Basic sourdough bread

29 June 2013

Sourdough bread Once you have a sourdough starter, you’ll want to make some sourdough bread! This recipe is for a simple, crusty sourdough loaf. It’s by no means the be all and end all of sourdough, so feel free to experiment, and to use your starter in other recipes.

I made the bread in the picture above with a brand new starter. The bread took a full four hours to proof, and even then its crumb was somewhat dense (though still delicious). I also have a more mature starter, which proofs dough much more quickly, and gives a more open crumb. You can save some time by putting the dough in a warm place while it rests and proofs.

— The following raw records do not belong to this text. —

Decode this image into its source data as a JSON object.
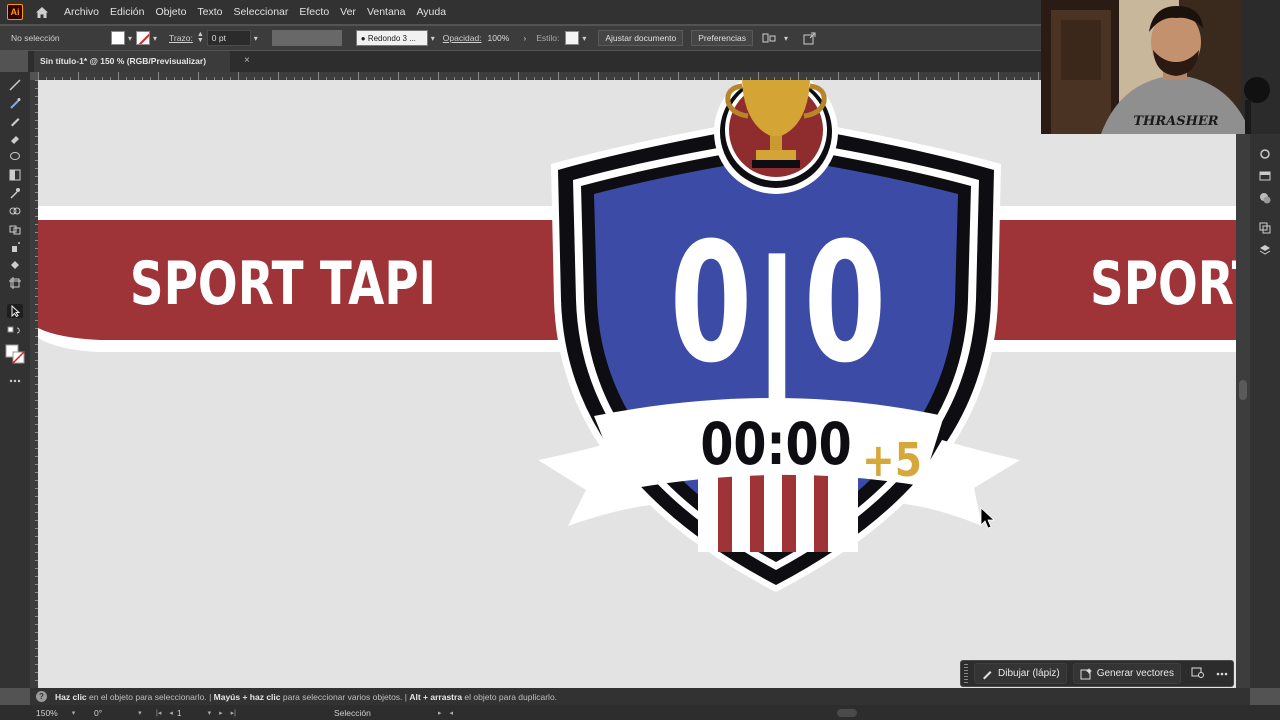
{
  "app": {
    "logo_text": "Ai"
  },
  "menu": [
    "Archivo",
    "Edición",
    "Objeto",
    "Texto",
    "Seleccionar",
    "Efecto",
    "Ver",
    "Ventana",
    "Ayuda"
  ],
  "control": {
    "selection_state": "No selección",
    "stroke_label": "Trazo:",
    "stroke_value": "0 pt",
    "brush_value": "Redondo 3 ...",
    "opacity_label": "Opacidad:",
    "opacity_value": "100%",
    "style_label": "Estilo:",
    "document_button": "Ajustar documento",
    "preferences_button": "Preferencias"
  },
  "document_tab": {
    "title": "Sin título-1* @ 150 % (RGB/Previsualizar)",
    "close_symbol": "×"
  },
  "artwork": {
    "banner_text": "SPORT TAPI",
    "banner_text_repeat": "SPORT",
    "score_home": "0",
    "score_separator": "|",
    "score_away": "0",
    "clock": "00:00",
    "added_time": "+5",
    "colors": {
      "banner_red": "#9e3437",
      "shield_blue": "#3c4ca6",
      "shield_outline": "#0d0d12",
      "trophy_gold": "#d4a435",
      "added_time_gold": "#d6a83a",
      "canvas": "#e3e3e3"
    }
  },
  "taskbar": {
    "draw_button": "Dibujar (lápiz)",
    "vectors_button": "Generar vectores"
  },
  "hint": {
    "part1_bold": "Haz clic",
    "part1": "en el objeto para seleccionarlo.",
    "part2_bold": "Mayús + haz clic",
    "part2": "para seleccionar varios objetos.",
    "part3_bold": "Alt + arrastra",
    "part3": "el objeto para duplicarlo."
  },
  "status": {
    "zoom": "150%",
    "rotation": "0°",
    "artboard": "1",
    "tool": "Selección"
  }
}
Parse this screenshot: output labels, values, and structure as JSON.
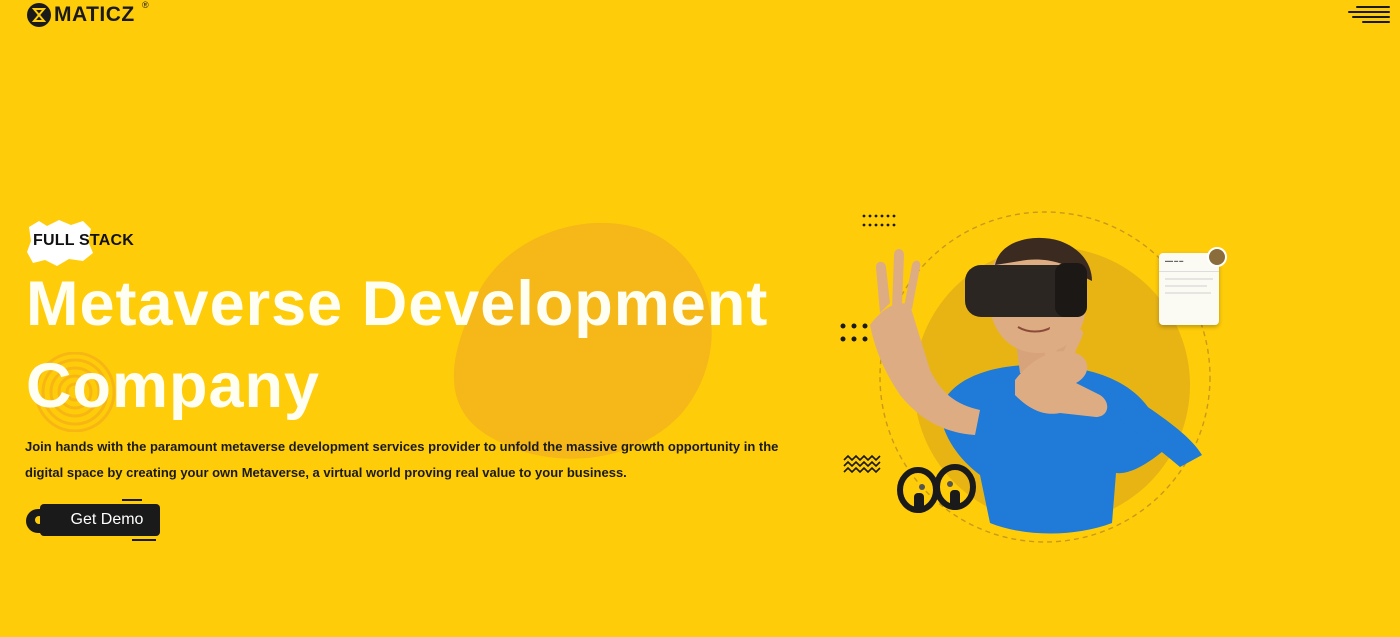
{
  "header": {
    "logo_text": "MATICZ",
    "logo_reg": "®",
    "logo_icon": "hourglass-logo-icon",
    "menu_icon": "hamburger-menu-icon"
  },
  "hero": {
    "badge": "FULL STACK",
    "title_line1": "Metaverse Development",
    "title_line2": "Company",
    "description_line1": "Join hands with the paramount metaverse development services provider to unfold the massive growth opportunity in the",
    "description_line2": "digital space by creating your own Metaverse, a virtual world proving real value to your business.",
    "cta_label": "Get Demo"
  },
  "colors": {
    "background": "#ffcc0a",
    "blob": "#f5b818",
    "dark": "#1a1a1a",
    "title": "#fffef2",
    "shirt": "#1f7ad8"
  },
  "illustration": {
    "subject": "vr-headset-person-illustration",
    "controllers_icon": "vr-controllers-icon",
    "chat_card_icon": "chat-card-icon"
  }
}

Also, be sure to use active, bubbling starter.

  • For one medium loaf:
    300 g high grade flour
    50 g wholemeal flour
    10 g salt
    300 g sourdough starter
    200 g water
  • Combine the dry ingredients, then add the sourdough starter and water. Mix thoroughly, until there are no more lumps, and leave the dough to rest for 30 minutes.
  • Wet your hands (this stops the dough sticking to them) and loosen the dough from the sides of the bowl. Gently stretch the dough and fold it in three, like a letter. Rest the dough for 30 minutes.
  • Repeat the previous step three more times.
  • Turn the dough out onto a lightly-floured work surface, and shape it into a ball by folding the edges of the dough into the middle. Try to avoid deflating the dough – it’s fine if the ball looks a little bit rough.
  • In a bowl lined with a well-floured tea towel (or in a proofing basket if you have one), leave the dough to proof until it has nearly doubled in size. Depending on your starter, this might take several hours. While the dough is proofing, heat a heavy pot in the bottom of your oven at 225°C
  • When the dough is proofed, you can optionally slash the top. Bake the loaf in the pot, with the lid on, for 25 minutes. Remove the lid and bake for a further 25 minutes.
  • Cool the loaf on a rack for at least two hours before cutting into it.